[TASK DETAILS] Repeat the listing below exactly as given.

[EXERCISE MATERIALS]
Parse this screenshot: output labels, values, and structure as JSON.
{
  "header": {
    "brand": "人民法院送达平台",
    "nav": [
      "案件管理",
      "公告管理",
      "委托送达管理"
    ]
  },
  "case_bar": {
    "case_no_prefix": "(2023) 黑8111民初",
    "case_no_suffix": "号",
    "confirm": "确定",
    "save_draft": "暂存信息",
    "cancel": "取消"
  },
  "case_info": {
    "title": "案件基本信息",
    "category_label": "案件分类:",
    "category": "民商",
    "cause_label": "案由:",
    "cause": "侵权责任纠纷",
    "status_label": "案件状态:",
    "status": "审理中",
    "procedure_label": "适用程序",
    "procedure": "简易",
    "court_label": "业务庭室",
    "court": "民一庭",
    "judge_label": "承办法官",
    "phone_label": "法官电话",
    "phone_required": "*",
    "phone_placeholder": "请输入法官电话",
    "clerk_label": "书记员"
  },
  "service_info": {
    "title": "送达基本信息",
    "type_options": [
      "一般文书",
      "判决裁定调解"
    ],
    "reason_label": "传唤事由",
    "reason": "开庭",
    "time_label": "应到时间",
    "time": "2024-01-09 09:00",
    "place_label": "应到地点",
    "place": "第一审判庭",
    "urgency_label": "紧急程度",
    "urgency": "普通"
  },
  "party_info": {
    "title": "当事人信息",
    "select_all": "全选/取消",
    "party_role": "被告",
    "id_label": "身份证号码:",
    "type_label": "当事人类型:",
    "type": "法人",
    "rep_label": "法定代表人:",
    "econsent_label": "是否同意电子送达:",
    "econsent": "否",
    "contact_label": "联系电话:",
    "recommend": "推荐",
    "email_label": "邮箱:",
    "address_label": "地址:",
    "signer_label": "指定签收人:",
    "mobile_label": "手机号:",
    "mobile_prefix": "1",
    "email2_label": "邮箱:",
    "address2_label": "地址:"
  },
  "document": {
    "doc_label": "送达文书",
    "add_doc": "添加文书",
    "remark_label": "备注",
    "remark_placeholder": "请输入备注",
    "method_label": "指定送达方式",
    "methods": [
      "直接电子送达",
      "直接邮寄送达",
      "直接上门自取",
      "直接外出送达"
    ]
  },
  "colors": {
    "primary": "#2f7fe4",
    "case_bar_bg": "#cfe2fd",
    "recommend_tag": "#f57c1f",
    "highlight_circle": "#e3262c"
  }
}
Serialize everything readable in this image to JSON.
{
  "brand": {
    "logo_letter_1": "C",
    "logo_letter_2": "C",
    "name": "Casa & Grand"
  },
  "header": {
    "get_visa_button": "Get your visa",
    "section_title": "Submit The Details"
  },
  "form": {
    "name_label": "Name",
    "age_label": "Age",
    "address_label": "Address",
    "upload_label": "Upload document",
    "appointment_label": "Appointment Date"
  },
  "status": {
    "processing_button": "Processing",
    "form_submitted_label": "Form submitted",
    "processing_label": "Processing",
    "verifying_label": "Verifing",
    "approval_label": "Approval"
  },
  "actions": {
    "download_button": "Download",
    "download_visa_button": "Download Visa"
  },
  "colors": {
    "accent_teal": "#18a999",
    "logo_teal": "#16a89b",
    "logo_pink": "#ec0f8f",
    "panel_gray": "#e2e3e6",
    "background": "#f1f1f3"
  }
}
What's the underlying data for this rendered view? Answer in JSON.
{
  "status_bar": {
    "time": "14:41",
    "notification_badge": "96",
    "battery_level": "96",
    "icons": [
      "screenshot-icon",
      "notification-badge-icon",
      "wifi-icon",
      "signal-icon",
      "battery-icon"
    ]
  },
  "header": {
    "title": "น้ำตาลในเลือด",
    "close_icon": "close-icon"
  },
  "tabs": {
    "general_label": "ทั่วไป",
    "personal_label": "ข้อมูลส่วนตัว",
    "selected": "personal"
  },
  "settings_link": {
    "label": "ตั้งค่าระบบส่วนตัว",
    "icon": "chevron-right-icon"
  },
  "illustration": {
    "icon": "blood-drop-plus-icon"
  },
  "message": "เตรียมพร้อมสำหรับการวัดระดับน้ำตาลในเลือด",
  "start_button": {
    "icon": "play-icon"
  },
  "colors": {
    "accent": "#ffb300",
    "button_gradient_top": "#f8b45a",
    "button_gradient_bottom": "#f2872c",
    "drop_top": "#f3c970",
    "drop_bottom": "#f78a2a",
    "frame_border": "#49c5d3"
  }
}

[EXERCISE RESULT]
Parse this screenshot: output labels, values, and structure as JSON.
{
  "header": {
    "brand": "人民法院送达平台",
    "nav": [
      "案件管理",
      "公告管理",
      "委托送达管理"
    ]
  },
  "case_bar": {
    "case_no_prefix": "(2023) 黑8111民初",
    "case_no_suffix": "号",
    "confirm": "确定",
    "save_draft": "暂存信息",
    "cancel": "取消"
  },
  "case_info": {
    "title": "案件基本信息",
    "category_label": "案件分类:",
    "category": "民商",
    "cause_label": "案由:",
    "cause": "侵权责任纠纷",
    "status_label": "案件状态:",
    "status": "审理中",
    "procedure_label": "适用程序",
    "procedure": "简易",
    "court_label": "业务庭室",
    "court": "民一庭",
    "judge_label": "承办法官",
    "phone_label": "法官电话",
    "phone_required": "*",
    "phone_placeholder": "请输入法官电话",
    "clerk_label": "书记员"
  },
  "service_info": {
    "title": "送达基本信息",
    "type_options": [
      "一般文书",
      "判决裁定调解"
    ],
    "reason_label": "传唤事由",
    "reason": "开庭",
    "time_label": "应到时间",
    "time": "2024-01-09 09:00",
    "place_label": "应到地点",
    "place": "第一审判庭",
    "urgency_label": "紧急程度",
    "urgency": "普通"
  },
  "party_info": {
    "title": "当事人信息",
    "select_all": "全选/取消",
    "party_role": "被告",
    "id_label": "身份证号码:",
    "type_label": "当事人类型:",
    "type": "法人",
    "rep_label": "法定代表人:",
    "econsent_label": "是否同意电子送达:",
    "econsent": "否",
    "contact_label": "联系电话:",
    "recommend": "推荐",
    "email_label": "邮箱:",
    "address_label": "地址:",
    "signer_label": "指定签收人:",
    "mobile_label": "手机号:",
    "mobile_prefix": "1",
    "email2_label": "邮箱:",
    "address2_label": "地址:"
  },
  "document": {
    "doc_label": "送达文书",
    "add_doc": "添加文书",
    "remark_label": "备注",
    "remark_placeholder": "请输入备注",
    "method_label": "指定送达方式",
    "methods": [
      "直接电子送达",
      "直接邮寄送达",
      "直接上门自取",
      "直接外出送达"
    ]
  },
  "colors": {
    "primary": "#2f7fe4",
    "case_bar_bg": "#cfe2fd",
    "recommend_tag": "#f57c1f",
    "highlight_circle": "#e3262c"
  }
}
Serialize everything readable in this image to JSON.
{
  "brand": {
    "logo_letter_1": "C",
    "logo_letter_2": "C",
    "name": "Casa & Grand"
  },
  "header": {
    "get_visa_button": "Get your visa",
    "section_title": "Submit The Details"
  },
  "form": {
    "name_label": "Name",
    "age_label": "Age",
    "address_label": "Address",
    "upload_label": "Upload document",
    "appointment_label": "Appointment Date"
  },
  "status": {
    "processing_button": "Processing",
    "form_submitted_label": "Form submitted",
    "processing_label": "Processing",
    "verifying_label": "Verifing",
    "approval_label": "Approval"
  },
  "actions": {
    "download_button": "Download",
    "download_visa_button": "Download Visa"
  },
  "colors": {
    "accent_teal": "#18a999",
    "logo_teal": "#16a89b",
    "logo_pink": "#ec0f8f",
    "panel_gray": "#e2e3e6",
    "background": "#f1f1f3"
  }
}
What's the underlying data for this rendered view? Answer in JSON.
{
  "status_bar": {
    "time": "14:41",
    "notification_badge": "96",
    "battery_level": "96",
    "icons": [
      "screenshot-icon",
      "notification-badge-icon",
      "wifi-icon",
      "signal-icon",
      "battery-icon"
    ]
  },
  "header": {
    "title": "น้ำตาลในเลือด",
    "close_icon": "close-icon"
  },
  "tabs": {
    "general_label": "ทั่วไป",
    "personal_label": "ข้อมูลส่วนตัว",
    "selected": "personal"
  },
  "settings_link": {
    "label": "ตั้งค่าระบบส่วนตัว",
    "icon": "chevron-right-icon"
  },
  "illustration": {
    "icon": "blood-drop-plus-icon"
  },
  "message": "เตรียมพร้อมสำหรับการวัดระดับน้ำตาลในเลือด",
  "start_button": {
    "icon": "play-icon"
  },
  "colors": {
    "accent": "#ffb300",
    "button_gradient_top": "#f8b45a",
    "button_gradient_bottom": "#f2872c",
    "drop_top": "#f3c970",
    "drop_bottom": "#f78a2a",
    "frame_border": "#49c5d3"
  }
}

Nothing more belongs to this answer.